> _Instructions for the task_
Line by line, print the records exactly, and keep images out of the copy.

[Dataset rows for apps and sites]
******************************
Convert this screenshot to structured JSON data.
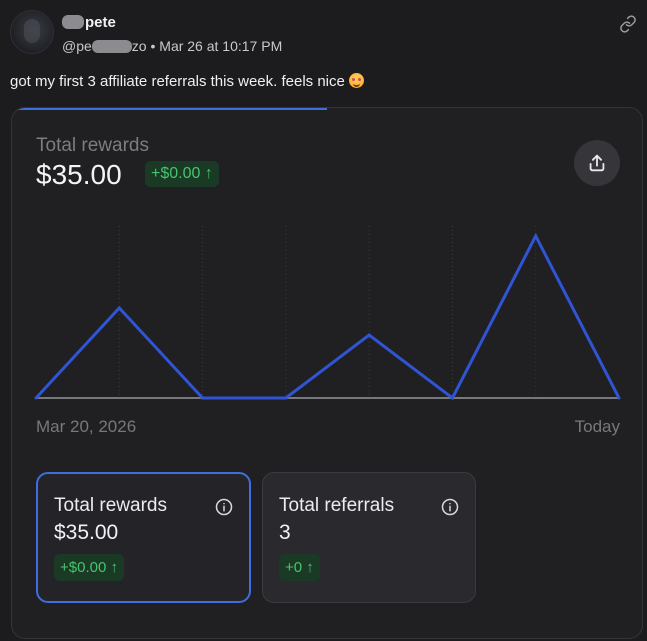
{
  "post": {
    "display_name_visible": "pete",
    "handle_prefix": "@pe",
    "handle_suffix": "zo",
    "timestamp": "• Mar 26 at 10:17 PM",
    "text": "got my first 3 affiliate referrals this week. feels nice",
    "icons": {
      "link": "link-icon",
      "emoji": "smiling-face-with-hearts-emoji"
    }
  },
  "card": {
    "total_rewards_label": "Total rewards",
    "total_rewards_value": "$35.00",
    "change_pill": "+$0.00 ↑",
    "share_icon": "share-upload-icon",
    "x_axis_start": "Mar 20, 2026",
    "x_axis_end": "Today",
    "stats": [
      {
        "title": "Total rewards",
        "value": "$35.00",
        "change": "+$0.00 ↑",
        "icon": "info-icon"
      },
      {
        "title": "Total referrals",
        "value": "3",
        "change": "+0 ↑",
        "icon": "info-icon"
      }
    ],
    "colors": {
      "accent": "#3e6fd8",
      "positive": "#46c46d",
      "positive_bg": "#1a3a26"
    }
  },
  "chart_data": {
    "type": "line",
    "title": "",
    "xlabel": "",
    "ylabel": "",
    "x": [
      "Mar 20, 2026",
      "",
      "",
      "",
      "",
      "",
      "",
      "Today"
    ],
    "series": [
      {
        "values": [
          0,
          10,
          0,
          0,
          7,
          0,
          18,
          0
        ]
      }
    ],
    "ylim": [
      0,
      20
    ],
    "grid": "vertical dotted",
    "legend": "none",
    "line_color": "#2f55d4"
  }
}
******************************
> _Result of this exercise_
Convert this screenshot to structured JSON data.
{
  "post": {
    "display_name_visible": "pete",
    "handle_prefix": "@pe",
    "handle_suffix": "zo",
    "timestamp": "• Mar 26 at 10:17 PM",
    "text": "got my first 3 affiliate referrals this week. feels nice",
    "icons": {
      "link": "link-icon",
      "emoji": "smiling-face-with-hearts-emoji"
    }
  },
  "card": {
    "total_rewards_label": "Total rewards",
    "total_rewards_value": "$35.00",
    "change_pill": "+$0.00 ↑",
    "share_icon": "share-upload-icon",
    "x_axis_start": "Mar 20, 2026",
    "x_axis_end": "Today",
    "stats": [
      {
        "title": "Total rewards",
        "value": "$35.00",
        "change": "+$0.00 ↑",
        "icon": "info-icon"
      },
      {
        "title": "Total referrals",
        "value": "3",
        "change": "+0 ↑",
        "icon": "info-icon"
      }
    ],
    "colors": {
      "accent": "#3e6fd8",
      "positive": "#46c46d",
      "positive_bg": "#1a3a26"
    }
  },
  "chart_data": {
    "type": "line",
    "title": "",
    "xlabel": "",
    "ylabel": "",
    "x": [
      "Mar 20, 2026",
      "",
      "",
      "",
      "",
      "",
      "",
      "Today"
    ],
    "series": [
      {
        "values": [
          0,
          10,
          0,
          0,
          7,
          0,
          18,
          0
        ]
      }
    ],
    "ylim": [
      0,
      20
    ],
    "grid": "vertical dotted",
    "legend": "none",
    "line_color": "#2f55d4"
  }
}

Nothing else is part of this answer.